A ‘Mad Scientist’
Being a prominent leader in a leading company such as IBM as a Senior Programmer, what has been your significant contribution to the company’s growth, the department you worked in and how has your role in IBM helped your growth?
My contribution has been as a development engineer working in a research laboratory, and now working as a research scientist in a development laboratory. IBM has 6 patents with my name on them as an inventor, most so old that they have expired and anyone can use the inventions; but they all show that I can invent new things. IBM provides a fantastic set of resources, some 300000 people who are willing to follow a lead as the business is steadily reinvented.
What are the major challenges you faced in your careers; academic, and professional, and how has it helped you to become who you are today?
At university I worked hard, resulting in a first-class honors degree. Throughout my IBM career, I have found managers who supported what I wanted to do. The major challenges were probably the two international assignments which were quite an upheaval to my personal life, especially the second one which was an upheaval for my wife and three children as well.
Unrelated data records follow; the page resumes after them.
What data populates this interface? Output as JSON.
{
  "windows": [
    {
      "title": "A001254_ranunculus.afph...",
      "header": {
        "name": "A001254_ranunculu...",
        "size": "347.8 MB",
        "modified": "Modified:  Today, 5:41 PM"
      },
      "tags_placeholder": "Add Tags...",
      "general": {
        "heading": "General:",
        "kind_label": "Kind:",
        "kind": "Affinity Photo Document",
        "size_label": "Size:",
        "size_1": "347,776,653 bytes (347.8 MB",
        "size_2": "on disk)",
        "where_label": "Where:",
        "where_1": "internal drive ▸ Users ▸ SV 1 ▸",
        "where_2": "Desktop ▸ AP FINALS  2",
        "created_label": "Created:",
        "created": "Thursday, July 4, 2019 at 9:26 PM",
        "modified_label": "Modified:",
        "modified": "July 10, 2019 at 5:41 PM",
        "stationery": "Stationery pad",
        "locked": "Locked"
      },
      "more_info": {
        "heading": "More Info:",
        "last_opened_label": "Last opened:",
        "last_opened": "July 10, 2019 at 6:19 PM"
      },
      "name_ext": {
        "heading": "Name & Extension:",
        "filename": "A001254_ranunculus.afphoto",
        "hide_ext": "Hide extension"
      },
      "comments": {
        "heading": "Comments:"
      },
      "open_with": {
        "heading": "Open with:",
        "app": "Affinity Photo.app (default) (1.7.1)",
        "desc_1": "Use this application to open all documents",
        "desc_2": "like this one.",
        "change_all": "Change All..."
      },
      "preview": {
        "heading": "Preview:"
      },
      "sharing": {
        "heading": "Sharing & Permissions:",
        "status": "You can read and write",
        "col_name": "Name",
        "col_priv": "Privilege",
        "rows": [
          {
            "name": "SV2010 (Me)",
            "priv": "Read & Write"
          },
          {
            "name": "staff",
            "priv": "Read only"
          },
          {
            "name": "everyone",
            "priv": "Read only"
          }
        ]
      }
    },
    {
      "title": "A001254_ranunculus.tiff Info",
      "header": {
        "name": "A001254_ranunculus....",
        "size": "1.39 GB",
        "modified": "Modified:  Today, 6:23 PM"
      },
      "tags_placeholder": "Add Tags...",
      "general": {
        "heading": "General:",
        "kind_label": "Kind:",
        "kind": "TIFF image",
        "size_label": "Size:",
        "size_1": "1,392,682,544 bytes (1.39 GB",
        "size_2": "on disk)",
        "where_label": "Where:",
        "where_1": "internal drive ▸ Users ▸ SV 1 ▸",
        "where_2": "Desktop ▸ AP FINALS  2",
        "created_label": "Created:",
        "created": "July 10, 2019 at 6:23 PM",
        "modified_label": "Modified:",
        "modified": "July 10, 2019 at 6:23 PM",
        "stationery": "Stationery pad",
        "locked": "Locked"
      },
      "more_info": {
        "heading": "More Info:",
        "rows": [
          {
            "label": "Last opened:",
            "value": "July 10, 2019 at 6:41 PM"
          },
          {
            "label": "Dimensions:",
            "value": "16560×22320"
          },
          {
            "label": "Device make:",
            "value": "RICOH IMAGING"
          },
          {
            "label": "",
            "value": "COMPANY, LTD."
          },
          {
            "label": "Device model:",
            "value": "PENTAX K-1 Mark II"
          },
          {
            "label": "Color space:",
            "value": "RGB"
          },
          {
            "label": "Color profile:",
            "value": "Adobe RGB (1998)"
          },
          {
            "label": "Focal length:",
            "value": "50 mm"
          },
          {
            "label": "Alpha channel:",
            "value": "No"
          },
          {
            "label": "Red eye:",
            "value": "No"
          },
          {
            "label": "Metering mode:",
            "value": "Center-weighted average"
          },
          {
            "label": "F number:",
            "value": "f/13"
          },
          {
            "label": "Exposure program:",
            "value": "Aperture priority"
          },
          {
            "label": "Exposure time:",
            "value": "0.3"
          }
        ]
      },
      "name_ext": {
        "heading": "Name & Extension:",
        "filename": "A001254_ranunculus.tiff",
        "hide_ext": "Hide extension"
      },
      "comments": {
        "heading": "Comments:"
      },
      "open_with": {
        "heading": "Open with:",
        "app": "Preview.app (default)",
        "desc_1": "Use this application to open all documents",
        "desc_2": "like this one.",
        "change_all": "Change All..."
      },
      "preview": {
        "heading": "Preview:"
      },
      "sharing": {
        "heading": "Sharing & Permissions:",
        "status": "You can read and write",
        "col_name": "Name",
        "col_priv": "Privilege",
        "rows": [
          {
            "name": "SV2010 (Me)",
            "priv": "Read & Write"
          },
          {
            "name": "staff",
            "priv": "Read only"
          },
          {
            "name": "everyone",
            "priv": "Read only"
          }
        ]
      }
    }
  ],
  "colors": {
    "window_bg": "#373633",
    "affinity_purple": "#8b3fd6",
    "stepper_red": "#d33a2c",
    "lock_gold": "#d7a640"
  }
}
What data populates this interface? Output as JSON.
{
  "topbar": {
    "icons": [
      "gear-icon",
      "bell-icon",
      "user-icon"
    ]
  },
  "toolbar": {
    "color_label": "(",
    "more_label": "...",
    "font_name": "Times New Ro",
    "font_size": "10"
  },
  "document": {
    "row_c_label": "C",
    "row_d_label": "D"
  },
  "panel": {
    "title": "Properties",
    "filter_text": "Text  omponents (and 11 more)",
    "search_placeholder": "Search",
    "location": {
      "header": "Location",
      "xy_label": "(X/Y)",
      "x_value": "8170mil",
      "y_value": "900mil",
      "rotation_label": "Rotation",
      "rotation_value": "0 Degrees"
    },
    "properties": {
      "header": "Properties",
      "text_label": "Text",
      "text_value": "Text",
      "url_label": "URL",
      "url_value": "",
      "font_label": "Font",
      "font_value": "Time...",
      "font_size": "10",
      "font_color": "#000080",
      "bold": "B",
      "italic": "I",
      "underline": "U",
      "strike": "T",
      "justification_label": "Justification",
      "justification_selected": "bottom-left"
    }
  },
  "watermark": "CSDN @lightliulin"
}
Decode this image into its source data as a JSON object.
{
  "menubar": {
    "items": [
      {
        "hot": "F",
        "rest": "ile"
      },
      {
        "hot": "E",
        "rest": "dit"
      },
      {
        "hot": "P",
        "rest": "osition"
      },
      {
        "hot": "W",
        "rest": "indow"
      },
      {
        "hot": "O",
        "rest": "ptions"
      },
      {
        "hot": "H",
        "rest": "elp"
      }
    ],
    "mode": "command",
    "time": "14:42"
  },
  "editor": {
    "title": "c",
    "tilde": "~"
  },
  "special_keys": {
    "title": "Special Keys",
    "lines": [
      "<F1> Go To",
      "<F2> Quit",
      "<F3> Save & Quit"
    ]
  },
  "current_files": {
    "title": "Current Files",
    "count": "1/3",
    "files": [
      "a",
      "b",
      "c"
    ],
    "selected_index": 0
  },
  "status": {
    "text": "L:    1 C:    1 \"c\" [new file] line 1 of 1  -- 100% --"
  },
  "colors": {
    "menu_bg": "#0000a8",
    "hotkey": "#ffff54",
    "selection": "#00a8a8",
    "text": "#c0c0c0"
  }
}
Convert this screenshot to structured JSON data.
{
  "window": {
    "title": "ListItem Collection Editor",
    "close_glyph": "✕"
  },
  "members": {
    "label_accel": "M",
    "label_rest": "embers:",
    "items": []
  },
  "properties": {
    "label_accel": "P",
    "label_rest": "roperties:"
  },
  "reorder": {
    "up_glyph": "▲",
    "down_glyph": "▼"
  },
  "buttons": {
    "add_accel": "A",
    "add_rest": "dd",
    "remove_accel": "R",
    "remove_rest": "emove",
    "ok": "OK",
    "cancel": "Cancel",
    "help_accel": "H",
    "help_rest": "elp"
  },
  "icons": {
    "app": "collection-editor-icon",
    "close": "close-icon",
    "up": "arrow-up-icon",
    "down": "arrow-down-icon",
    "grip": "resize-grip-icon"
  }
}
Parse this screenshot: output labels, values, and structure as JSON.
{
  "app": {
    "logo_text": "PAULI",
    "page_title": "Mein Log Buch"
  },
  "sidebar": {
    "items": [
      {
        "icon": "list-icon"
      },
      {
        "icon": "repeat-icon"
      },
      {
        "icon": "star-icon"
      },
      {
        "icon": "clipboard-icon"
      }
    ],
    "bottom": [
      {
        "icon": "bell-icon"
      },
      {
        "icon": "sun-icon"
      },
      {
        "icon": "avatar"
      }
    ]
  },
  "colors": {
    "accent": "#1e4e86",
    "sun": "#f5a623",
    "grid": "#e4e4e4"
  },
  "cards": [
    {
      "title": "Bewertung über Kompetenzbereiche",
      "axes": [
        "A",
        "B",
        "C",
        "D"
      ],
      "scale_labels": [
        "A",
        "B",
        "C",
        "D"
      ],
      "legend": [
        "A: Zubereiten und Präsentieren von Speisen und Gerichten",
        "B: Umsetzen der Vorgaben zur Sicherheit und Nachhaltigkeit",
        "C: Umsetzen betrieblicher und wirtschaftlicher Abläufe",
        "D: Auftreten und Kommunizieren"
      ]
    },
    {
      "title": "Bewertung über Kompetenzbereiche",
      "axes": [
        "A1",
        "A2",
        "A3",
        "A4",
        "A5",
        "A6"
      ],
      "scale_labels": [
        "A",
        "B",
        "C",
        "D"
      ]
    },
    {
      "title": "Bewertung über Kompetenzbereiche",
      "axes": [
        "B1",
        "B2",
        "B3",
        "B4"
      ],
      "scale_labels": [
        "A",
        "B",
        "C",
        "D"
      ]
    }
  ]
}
The international assignments led to promotions and were financially worthwhile; the first paid off the mortgage on the house I owned at the time, and the second paid much of the school fees for 2 of my children who went to private school.
How do you keep yourself motivated and inspired during the long hours of coding, and extra work hours in IBM and Red Hat?
I tend to burn out if I work extra hours, and IBM pays senior people only 10% of their base hourly salary for working overtime; so extra work hours are only for engineers in the first few years of their careers where they are paid 150% of salary for overtime. I am motivated by seeing the tasks I work on become the base for something that customer businesses can use.
As a leading figure in the computer programming world, what would be your message to students nts worldwide, aspiring programmers, and entrepreneurs in the technology sector?
Find a growth market and deliver products or services to it. High growth tends to mean high prices, and high prices mean stable employment and high wages.
What are your next steps, moves, or ventures in 2023 and the coming years?
I have been with IBM for 40 years, and it seems likely that I will be with IBM Research until I retire. The venture of interest for my part of Research at the moment is improving Kubernetes for deployment in the IBM Cloud; as we complete the research on that and it transitions to Red Hat for development, I will pick or be assigned another project from the list of business imperatives that IBM Research keeps so that I continue to do valuable work.
Please provide a few testimonials of your friends, colleagues, or clients who you have helped or worked with in the past and in the organizations where you have worked.
As a side project, back in 2005, I figured out how to run Linux as a screensaver for Microsoft Windows. That was published as an article in IBM Developerworks the same week that IBM OS/2 was withdrawn from marketing; OS/2 had saturated its market and was sold off (with some parts, such as the journalling file system and the REXX interpreter, being published as open source). Microsoft recommended switching to Windows and IBM recommended switching to Linux, and it is still the same today. Currently, Microsoft Windows does not run on any brand of IBM server, whereas Linux can run on all of them; you would have to ask Microsoft if you want to know why this should be. IBM never published the screensavers themselves, and no one else took up the mantle to publish them. Now that I am part of Red Hat I can publish them myself; I updated the screensavers in respect of developments between 2005 and 2021, there is a getting-started guide published by the Linux Foundation here https://www.linux.com/featured/linux-as-a-screensaver-for-windows-the-gift-of-open-source-games-and-sboms-for-the-holidays/ and the screensavers are available from Red Hat at no charge here https://people.redhat.com/chward/QemuSaverOpen/